OTTAWA — Half of the 16 million Canadians trying to reach one of three government agencies by telephone are unable to speak to live humans, according to Canada's interim auditor general.
Sylvain Ricard's office audited call centres at three departments that receive a lot of phone calls: the Immigration Department, Employment and Social Development Canada and Veterans Affairs.
"Overall, we found that getting through to government call centres took time and persistence," the audit report says. "In fact, we found that half of the 16 million Canadians who tried to speak to an agent could not do so."
Seven million callers were sent to an automated system or were told to go to a website or to call back later.
"This audit is important because call centres are a key source of government information," Ricard said in the report. "Callers make millions of calls to the government every year to get the information they need to make time-sensitive, important decisions. For example, they may be calling to ensure that they receive benefits on time or to find out the status of an application."
Callers to the Immigration Department face the longest wait times: 30 minutes or longer to speak with an agent. One key problem is that the Immigration call centre does not have targets for how long callers should have to wait. A decision by the previous Conservative government to close a number of in-person client offices across Canada in 2012 contributed to the longer wait times, the audit found.
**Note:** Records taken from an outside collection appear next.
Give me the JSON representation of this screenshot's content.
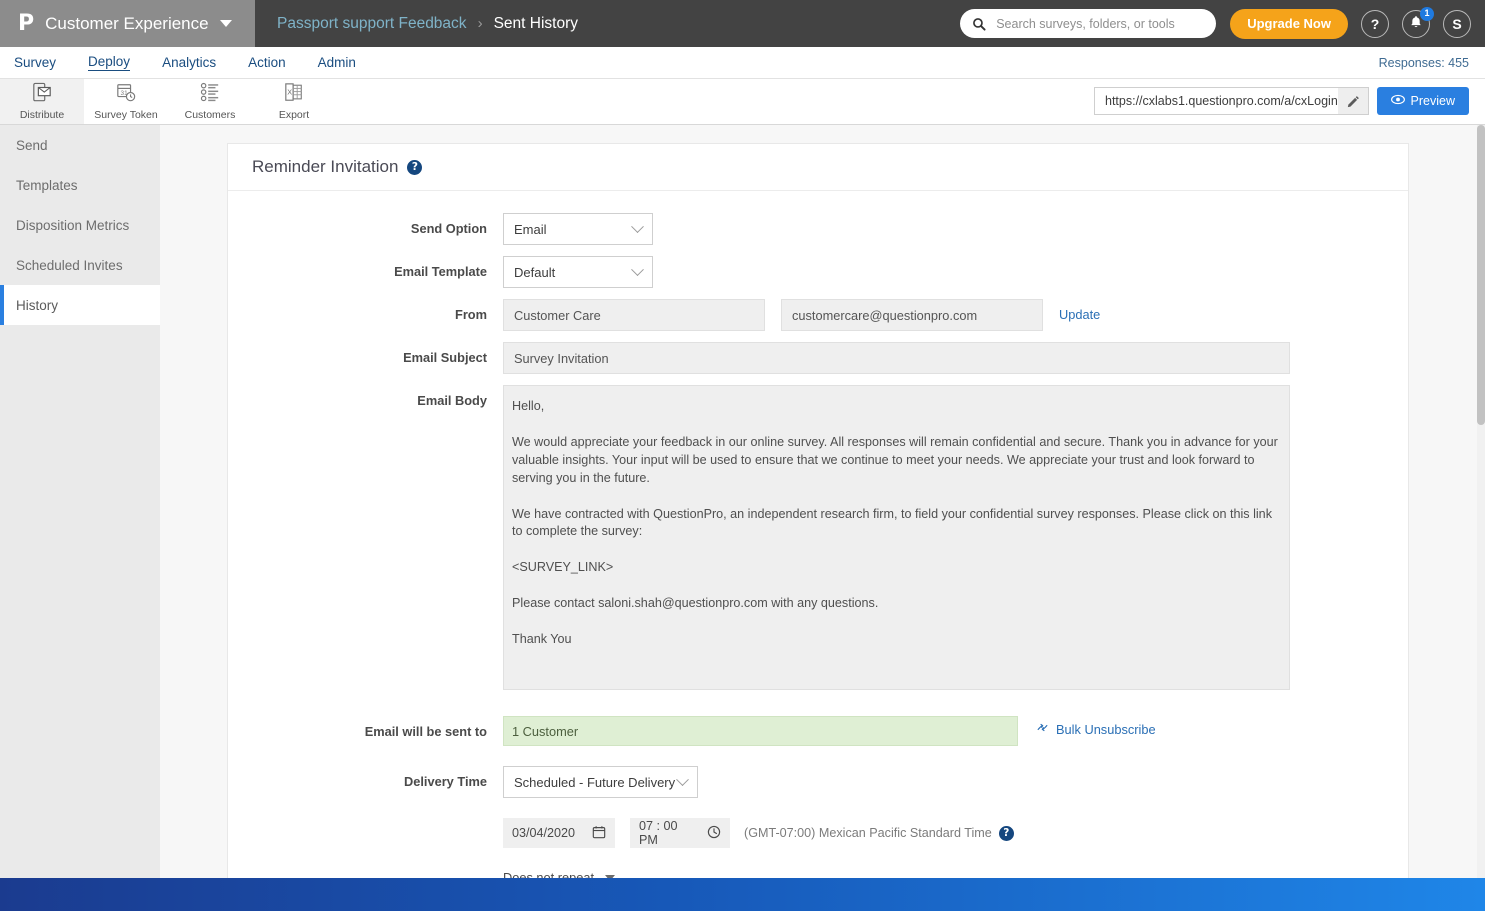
{
  "topbar": {
    "logo": "P",
    "brand": "Customer Experience",
    "breadcrumb_parent": "Passport support Feedback",
    "breadcrumb_sep": "›",
    "breadcrumb_current": "Sent History",
    "search_placeholder": "Search surveys, folders, or tools",
    "upgrade_label": "Upgrade Now",
    "help_label": "?",
    "notification_count": "1",
    "avatar_initial": "S",
    "brand_bg": "#8c8c8c",
    "bar_bg": "#434343",
    "upgrade_color": "#f5a31a"
  },
  "nav": {
    "items": [
      {
        "label": "Survey",
        "active": false
      },
      {
        "label": "Deploy",
        "active": true
      },
      {
        "label": "Analytics",
        "active": false
      },
      {
        "label": "Action",
        "active": false
      },
      {
        "label": "Admin",
        "active": false
      }
    ],
    "responses": "Responses: 455",
    "link_color": "#1a4d80"
  },
  "toolbar": {
    "tools": [
      {
        "label": "Distribute",
        "icon": "distribute-icon",
        "active": true
      },
      {
        "label": "Survey Token",
        "icon": "calendar-token-icon",
        "active": false
      },
      {
        "label": "Customers",
        "icon": "customers-list-icon",
        "active": false
      },
      {
        "label": "Export",
        "icon": "excel-export-icon",
        "active": false
      }
    ],
    "url": "https://cxlabs1.questionpro.com/a/cxLogin",
    "edit_icon": "pencil-icon",
    "preview_label": "Preview",
    "preview_icon": "eye-icon",
    "preview_color": "#2a7fe0"
  },
  "sidebar": {
    "items": [
      {
        "label": "Send",
        "active": false
      },
      {
        "label": "Templates",
        "active": false
      },
      {
        "label": "Disposition Metrics",
        "active": false
      },
      {
        "label": "Scheduled Invites",
        "active": false
      },
      {
        "label": "History",
        "active": true
      }
    ],
    "active_border_color": "#2a7fe0"
  },
  "card": {
    "title": "Reminder Invitation",
    "help_icon": "help-circle-icon"
  },
  "form": {
    "send_option": {
      "label": "Send Option",
      "value": "Email"
    },
    "email_template": {
      "label": "Email Template",
      "value": "Default"
    },
    "from": {
      "label": "From",
      "name": "Customer Care",
      "email": "customercare@questionpro.com",
      "update_label": "Update"
    },
    "email_subject": {
      "label": "Email Subject",
      "value": "Survey Invitation"
    },
    "email_body": {
      "label": "Email Body",
      "paragraphs": [
        "Hello,",
        "We would appreciate your feedback in our online survey. All responses will remain confidential and secure. Thank you in advance for your valuable insights. Your input will be used to ensure that we continue to meet your needs. We appreciate your trust and look forward to serving you in the future.",
        "We have contracted with QuestionPro, an independent research firm, to field your confidential survey responses. Please click on this link to complete the survey:",
        "<SURVEY_LINK>",
        "Please contact saloni.shah@questionpro.com with any questions.",
        "Thank You"
      ]
    },
    "recipients": {
      "label": "Email will be sent to",
      "value": "1 Customer",
      "bulk_unsubscribe": "Bulk Unsubscribe",
      "bulk_icon": "unsubscribe-icon",
      "green_bg": "#dfefd4"
    },
    "delivery_time": {
      "label": "Delivery Time",
      "value": "Scheduled - Future Delivery",
      "date": "03/04/2020",
      "date_icon": "calendar-icon",
      "time": "07 : 00 PM",
      "time_icon": "clock-icon",
      "timezone": "(GMT-07:00) Mexican Pacific Standard Time",
      "timezone_help_icon": "help-circle-icon",
      "repeat": "Does not repeat"
    }
  }
}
At Employment and Social Development Canada (ESDC), which manages employment-insurance claims, the Canada Pension Plan and old-age security benefits, callers are sent to an automated system when call volumes exceed a certain threshold.
In its response to the findings, ESDC said it's limited by technology and funding.
Veterans Affairs Canada's call centre allows all callers to wait in a queue to speak with an agent. However, the audit found the department stopped offering a teletypewriter (TTY) service for people with impaired hearing without telling veterans. No documentation was found to justify this decision.
For all three departments, more than a million callers who did make it into a queue for an agent eventually gave up on waiting and hung up.
And the auditor general said the situation is unlikely to improve any time soon.
A government strategy to modernize client services adopted in 2017 did not include call centres, even though more than 25 per cent of Canadians use the telephone to contact government. The strategy prioritized providing services online.
In addition, a call-centre modernization project by Shared Services Canada that has taken five years to get off the ground has managed to upgrade only eight of the government's 221 call centres and has no plan for the remaining 213.
"While these call centres wait for modern technology, they face the risk of aging hardware breaking down and software no longer being supported," the audit report says.
All government agencies have accepted the auditor's findings and say they are taking steps to improve service. The Immigration Department hired more call-centre agents in 2018 and is developing strategies to increase access. ESDC says it will review operations once it has been migrated to a new telephone system — a move planned to be completed in 2020. Veterans Affairs said it will extend its TTY services to include all calls handled by its national contact centre.
But NDP immigration critic Jenny Kwan says she was shocked to see a lack of service standards and long wait times for those trying to contact immigration officials by telephone.
"It's astounding that 70 per cent of callers can't even get through to talk to someone live at the other end," she said. "How is this acceptable for the Liberals — for Canadians not to be able to get the most basic information that they deserve?"